Brands + New TLDs
Case in point comes from Li Yinxiu the President of Aigo, the No. 1 consumer electronics company in China. He spoke about how they plan to adopt .AIGO to consolidate their multi-national brand for a more consistent, unified, and simple user experience. One thing that he said that struck me was that his only initial reservations around new TLDs were because of lack of knowledge. Whether you are big or small, my advice to you is to gather your team and put your heads together around how you can use these extensions to DO SOMETHING DIFFERENT. INNOVATE! Differentiate yourselves. Be the first. Learn. Play!
So what about adoption?
One thing I found very interesting in visiting Germany was how frequently I saw companies advertising with .DE extensions instead of .COM (yes, market share stats told this story but SEEING it in person is different). Coming from the US, .COM more or less is our ccTLD—that is, .COM is what most Americans are conditioned to registering and searching for. The Germans (as well as countless other countries like France and Greece) are already hyper local, so what will happen when the .NYC and .LONDON TLDs start to launch? Personally, I feel the communities that will spring up (around geocentric TLDs but also industries, hobbies, and the like) are one of the most interesting aspects of the new TLDs. For example, .DESI is for people who identify with India but don’t necessarily still live there. It’s a hip, modern, Bollywood-driven term. Technology that connects Indians that live in America with content, ideas, and voices from people still living in the country is … beautiful. The possibilities for how these extensions will be adopted and grow are limitless.
ENERGY + INNOVATION
My final thought is around meeting the team behind our friends at United TLD. As you look at a lot of new extensions like .blog, .democrat, .dance, and .web you can see these investments were very targeted and driven by data. Then all the sudden Solomon Amoako jumps into his presentation (in that tough slot right before lunch … ) around .NINJA. I can’t put into words how proud I was to be sitting in the crowd (repp’ing my .NINJA hoodie) thinking to myself, I’m with THAT GUY. Not only did he breathe some much-needed fresh energy into the room, but he reminded us of two things: New TLDs at the end of the day are about having an identity online, and that even in a room full of “competitors,” we are all on the same team.

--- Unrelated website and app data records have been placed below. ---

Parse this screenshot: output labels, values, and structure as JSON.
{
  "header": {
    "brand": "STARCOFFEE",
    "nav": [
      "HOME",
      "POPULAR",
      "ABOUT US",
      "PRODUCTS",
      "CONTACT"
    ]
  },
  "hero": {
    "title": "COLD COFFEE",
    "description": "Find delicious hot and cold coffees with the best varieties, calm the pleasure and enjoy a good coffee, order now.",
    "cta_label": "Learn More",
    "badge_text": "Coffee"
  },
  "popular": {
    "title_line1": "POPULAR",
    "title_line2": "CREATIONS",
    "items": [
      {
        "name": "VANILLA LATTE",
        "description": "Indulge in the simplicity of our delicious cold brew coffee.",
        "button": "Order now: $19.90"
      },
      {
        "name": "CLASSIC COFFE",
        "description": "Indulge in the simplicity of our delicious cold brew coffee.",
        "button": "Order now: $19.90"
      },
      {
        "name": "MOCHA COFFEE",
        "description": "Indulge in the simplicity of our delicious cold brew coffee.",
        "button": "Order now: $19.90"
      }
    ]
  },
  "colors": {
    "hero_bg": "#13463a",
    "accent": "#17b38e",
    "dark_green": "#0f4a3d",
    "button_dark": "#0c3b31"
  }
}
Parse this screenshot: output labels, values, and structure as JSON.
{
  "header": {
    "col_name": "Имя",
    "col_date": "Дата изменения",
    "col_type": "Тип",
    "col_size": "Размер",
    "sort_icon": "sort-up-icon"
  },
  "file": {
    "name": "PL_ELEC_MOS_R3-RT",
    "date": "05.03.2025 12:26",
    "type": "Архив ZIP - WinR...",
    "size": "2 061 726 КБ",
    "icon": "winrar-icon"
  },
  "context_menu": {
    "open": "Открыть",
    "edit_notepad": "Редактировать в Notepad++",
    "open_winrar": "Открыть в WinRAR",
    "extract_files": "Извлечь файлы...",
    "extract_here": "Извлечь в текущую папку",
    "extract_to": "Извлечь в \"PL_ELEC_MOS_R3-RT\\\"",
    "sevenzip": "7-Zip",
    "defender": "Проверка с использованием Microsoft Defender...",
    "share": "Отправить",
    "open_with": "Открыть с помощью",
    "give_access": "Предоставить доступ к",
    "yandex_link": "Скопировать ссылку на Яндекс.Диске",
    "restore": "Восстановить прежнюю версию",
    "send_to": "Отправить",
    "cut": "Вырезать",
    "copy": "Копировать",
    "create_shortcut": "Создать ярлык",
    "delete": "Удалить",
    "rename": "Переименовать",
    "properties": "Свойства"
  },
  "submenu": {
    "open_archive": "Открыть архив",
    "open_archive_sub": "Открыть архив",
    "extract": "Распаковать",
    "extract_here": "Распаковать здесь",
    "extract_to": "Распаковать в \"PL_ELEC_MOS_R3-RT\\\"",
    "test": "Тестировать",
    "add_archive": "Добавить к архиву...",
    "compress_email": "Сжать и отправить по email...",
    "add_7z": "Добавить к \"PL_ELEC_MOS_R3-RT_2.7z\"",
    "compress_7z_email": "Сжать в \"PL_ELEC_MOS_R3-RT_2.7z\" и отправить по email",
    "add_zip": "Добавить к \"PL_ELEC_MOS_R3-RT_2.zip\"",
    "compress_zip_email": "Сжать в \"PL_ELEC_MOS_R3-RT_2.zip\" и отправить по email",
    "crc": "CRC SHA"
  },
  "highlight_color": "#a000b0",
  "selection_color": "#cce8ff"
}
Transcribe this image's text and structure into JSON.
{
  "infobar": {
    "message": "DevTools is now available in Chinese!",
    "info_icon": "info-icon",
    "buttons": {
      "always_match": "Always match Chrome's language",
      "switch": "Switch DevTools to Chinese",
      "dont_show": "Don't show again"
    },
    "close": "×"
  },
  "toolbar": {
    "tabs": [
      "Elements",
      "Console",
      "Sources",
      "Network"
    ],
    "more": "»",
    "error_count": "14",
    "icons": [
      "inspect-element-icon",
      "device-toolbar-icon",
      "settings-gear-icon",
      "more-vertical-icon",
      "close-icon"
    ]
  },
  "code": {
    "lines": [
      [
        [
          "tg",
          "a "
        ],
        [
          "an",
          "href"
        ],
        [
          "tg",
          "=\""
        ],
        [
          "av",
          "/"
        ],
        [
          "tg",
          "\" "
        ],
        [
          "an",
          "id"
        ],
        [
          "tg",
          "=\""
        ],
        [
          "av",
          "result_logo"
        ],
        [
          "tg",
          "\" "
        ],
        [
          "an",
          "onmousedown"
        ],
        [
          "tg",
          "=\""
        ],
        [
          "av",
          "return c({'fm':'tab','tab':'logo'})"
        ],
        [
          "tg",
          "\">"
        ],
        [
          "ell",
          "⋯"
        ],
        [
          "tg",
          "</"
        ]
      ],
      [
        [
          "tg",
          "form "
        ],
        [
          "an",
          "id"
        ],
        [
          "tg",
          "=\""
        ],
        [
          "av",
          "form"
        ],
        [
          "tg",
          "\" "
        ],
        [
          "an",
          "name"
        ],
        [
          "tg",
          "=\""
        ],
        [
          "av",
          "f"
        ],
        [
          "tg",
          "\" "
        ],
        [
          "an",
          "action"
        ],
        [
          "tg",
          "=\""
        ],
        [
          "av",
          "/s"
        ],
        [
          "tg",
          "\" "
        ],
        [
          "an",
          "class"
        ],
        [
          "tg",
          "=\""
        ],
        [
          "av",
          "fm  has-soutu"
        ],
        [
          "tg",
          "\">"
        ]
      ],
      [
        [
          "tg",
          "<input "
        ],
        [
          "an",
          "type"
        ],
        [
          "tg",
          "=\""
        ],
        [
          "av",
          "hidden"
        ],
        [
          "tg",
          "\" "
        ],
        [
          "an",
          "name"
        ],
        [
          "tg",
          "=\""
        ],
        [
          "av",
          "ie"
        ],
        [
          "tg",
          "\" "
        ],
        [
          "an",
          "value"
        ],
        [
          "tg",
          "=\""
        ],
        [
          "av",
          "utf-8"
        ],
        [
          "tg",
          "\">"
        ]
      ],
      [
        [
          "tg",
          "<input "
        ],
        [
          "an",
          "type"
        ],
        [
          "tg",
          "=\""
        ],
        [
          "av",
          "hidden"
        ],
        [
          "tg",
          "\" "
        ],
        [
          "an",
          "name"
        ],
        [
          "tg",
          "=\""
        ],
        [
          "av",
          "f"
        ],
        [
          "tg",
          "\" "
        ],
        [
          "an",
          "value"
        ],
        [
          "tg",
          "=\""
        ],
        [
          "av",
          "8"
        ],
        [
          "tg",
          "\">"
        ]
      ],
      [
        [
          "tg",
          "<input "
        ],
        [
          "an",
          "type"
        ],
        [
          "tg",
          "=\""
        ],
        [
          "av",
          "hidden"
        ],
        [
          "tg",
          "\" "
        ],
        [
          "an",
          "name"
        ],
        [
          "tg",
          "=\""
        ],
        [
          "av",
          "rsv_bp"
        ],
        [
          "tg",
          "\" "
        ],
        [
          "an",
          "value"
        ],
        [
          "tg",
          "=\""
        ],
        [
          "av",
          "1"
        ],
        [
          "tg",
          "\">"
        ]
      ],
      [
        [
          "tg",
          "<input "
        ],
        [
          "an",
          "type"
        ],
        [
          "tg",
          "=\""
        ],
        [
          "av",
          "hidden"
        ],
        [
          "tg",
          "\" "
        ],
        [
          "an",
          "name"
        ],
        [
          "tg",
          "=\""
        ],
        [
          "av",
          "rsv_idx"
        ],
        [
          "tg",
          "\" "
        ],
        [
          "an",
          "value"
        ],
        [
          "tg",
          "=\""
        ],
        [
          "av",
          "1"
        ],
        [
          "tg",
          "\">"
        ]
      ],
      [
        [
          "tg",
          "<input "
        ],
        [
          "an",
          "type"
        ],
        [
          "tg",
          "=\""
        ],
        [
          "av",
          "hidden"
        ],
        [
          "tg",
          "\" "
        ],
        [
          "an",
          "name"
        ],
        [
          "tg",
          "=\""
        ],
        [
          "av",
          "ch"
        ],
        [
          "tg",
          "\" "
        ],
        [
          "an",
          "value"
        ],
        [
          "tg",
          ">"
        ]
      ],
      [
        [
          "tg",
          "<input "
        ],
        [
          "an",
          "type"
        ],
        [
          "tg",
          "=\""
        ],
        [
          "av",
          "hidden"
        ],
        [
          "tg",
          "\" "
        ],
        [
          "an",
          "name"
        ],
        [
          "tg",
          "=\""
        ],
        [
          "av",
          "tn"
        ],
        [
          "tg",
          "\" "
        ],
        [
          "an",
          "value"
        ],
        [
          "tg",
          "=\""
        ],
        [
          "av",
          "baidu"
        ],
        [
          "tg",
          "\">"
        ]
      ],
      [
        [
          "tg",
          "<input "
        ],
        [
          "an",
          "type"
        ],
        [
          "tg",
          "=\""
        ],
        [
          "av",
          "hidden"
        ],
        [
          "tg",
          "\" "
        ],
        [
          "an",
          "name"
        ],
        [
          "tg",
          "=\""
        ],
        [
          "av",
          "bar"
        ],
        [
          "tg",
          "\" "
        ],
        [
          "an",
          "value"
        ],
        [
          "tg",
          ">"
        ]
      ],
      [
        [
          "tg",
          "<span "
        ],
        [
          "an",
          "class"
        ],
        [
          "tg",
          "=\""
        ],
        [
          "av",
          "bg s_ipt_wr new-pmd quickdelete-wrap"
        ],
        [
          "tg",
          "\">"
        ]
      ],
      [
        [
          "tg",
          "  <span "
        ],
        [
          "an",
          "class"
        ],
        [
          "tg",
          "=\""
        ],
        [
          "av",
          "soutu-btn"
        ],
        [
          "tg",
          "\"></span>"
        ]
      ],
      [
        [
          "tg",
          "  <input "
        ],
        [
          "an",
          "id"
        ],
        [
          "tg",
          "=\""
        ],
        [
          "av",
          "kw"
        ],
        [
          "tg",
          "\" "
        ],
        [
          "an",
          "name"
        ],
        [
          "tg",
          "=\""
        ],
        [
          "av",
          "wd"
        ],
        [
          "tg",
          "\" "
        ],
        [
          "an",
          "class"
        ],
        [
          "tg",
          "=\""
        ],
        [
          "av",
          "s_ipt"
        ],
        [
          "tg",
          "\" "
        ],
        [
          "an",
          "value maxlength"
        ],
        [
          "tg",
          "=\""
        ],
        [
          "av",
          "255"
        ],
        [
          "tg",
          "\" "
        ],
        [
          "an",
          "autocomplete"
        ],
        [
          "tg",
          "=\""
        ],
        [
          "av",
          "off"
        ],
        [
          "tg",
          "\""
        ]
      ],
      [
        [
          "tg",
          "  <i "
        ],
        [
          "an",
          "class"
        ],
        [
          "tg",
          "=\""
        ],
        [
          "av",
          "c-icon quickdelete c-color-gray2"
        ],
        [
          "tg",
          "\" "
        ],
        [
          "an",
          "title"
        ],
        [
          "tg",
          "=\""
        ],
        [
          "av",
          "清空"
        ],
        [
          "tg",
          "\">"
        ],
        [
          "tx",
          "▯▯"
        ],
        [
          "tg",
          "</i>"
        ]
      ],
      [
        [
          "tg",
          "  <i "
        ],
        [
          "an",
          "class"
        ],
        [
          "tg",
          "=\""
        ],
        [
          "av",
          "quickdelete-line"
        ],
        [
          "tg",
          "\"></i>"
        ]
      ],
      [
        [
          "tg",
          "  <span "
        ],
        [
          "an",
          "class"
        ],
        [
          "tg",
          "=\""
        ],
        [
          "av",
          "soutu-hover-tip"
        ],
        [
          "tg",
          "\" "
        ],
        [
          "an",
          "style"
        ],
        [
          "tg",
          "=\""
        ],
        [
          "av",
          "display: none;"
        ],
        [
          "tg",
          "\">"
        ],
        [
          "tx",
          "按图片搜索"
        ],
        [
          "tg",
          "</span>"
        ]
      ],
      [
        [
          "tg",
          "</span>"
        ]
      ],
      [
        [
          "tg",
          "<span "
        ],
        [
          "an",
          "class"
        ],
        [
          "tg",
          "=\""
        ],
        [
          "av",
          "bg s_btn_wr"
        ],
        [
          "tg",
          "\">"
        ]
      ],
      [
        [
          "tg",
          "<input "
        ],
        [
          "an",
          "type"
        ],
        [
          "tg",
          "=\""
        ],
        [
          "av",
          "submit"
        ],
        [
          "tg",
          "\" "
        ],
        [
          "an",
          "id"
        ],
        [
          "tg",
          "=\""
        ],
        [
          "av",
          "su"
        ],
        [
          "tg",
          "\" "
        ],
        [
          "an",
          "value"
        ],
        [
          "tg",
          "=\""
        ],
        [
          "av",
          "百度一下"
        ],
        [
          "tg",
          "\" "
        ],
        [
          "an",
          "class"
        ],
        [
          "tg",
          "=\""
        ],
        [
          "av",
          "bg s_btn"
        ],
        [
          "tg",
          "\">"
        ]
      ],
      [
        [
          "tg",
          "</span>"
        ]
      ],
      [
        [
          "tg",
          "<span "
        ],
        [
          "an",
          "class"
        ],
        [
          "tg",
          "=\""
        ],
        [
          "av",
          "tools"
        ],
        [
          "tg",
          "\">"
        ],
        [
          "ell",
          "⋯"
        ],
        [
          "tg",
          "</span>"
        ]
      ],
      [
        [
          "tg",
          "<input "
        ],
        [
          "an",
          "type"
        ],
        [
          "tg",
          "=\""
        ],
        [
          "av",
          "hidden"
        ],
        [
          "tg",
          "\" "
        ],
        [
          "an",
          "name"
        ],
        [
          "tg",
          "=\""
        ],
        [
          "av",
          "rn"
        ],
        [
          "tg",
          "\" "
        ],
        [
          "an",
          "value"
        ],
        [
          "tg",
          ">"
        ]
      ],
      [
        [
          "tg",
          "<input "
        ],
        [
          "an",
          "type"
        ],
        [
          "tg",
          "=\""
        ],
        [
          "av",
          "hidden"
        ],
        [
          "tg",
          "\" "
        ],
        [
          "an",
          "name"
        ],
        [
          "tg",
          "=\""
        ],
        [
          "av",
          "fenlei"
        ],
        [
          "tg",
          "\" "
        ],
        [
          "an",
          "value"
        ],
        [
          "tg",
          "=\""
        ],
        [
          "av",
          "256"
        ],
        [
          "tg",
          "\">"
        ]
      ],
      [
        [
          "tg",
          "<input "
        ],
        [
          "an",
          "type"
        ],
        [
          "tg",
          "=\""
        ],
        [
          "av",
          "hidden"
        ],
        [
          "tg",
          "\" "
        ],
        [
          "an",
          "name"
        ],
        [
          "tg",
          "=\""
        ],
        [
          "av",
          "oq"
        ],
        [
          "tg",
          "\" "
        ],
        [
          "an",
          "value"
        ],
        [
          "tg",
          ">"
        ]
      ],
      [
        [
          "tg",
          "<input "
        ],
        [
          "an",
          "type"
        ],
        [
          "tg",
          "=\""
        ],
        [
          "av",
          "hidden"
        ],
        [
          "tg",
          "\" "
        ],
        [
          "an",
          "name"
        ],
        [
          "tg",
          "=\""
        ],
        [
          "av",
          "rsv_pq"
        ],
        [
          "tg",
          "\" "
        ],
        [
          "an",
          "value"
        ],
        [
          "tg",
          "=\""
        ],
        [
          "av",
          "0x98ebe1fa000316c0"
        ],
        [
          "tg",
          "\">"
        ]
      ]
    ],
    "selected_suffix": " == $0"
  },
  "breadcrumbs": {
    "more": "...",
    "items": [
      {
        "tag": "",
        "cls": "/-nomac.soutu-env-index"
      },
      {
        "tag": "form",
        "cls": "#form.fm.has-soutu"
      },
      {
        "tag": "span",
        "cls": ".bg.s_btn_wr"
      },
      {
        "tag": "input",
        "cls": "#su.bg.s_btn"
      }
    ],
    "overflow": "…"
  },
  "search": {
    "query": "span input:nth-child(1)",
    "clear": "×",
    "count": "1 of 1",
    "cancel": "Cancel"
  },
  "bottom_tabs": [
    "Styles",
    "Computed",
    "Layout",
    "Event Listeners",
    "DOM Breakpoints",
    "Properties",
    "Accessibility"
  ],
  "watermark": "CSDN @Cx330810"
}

Another interesting quote from the conference is that from a registry and registrar perspective we continue to talk about New TLDs as serving the “end-user” … a.k.a. the registrant. Finally, someone stood up and said Hey, let’s get real. The “end-user” is not the registrant, it’s the person who is online searching for the information. How will new TLDs change that landscape? Will it make that process easier?
OK I’M DONE, FINALLY.
From an entirely personal perspective, I’ve been working at name.com for 3 years now and am so excited to see how people and companies run with these new extensions. It’s a blank slate, the wild wild west of the web all over again. Are you coming along?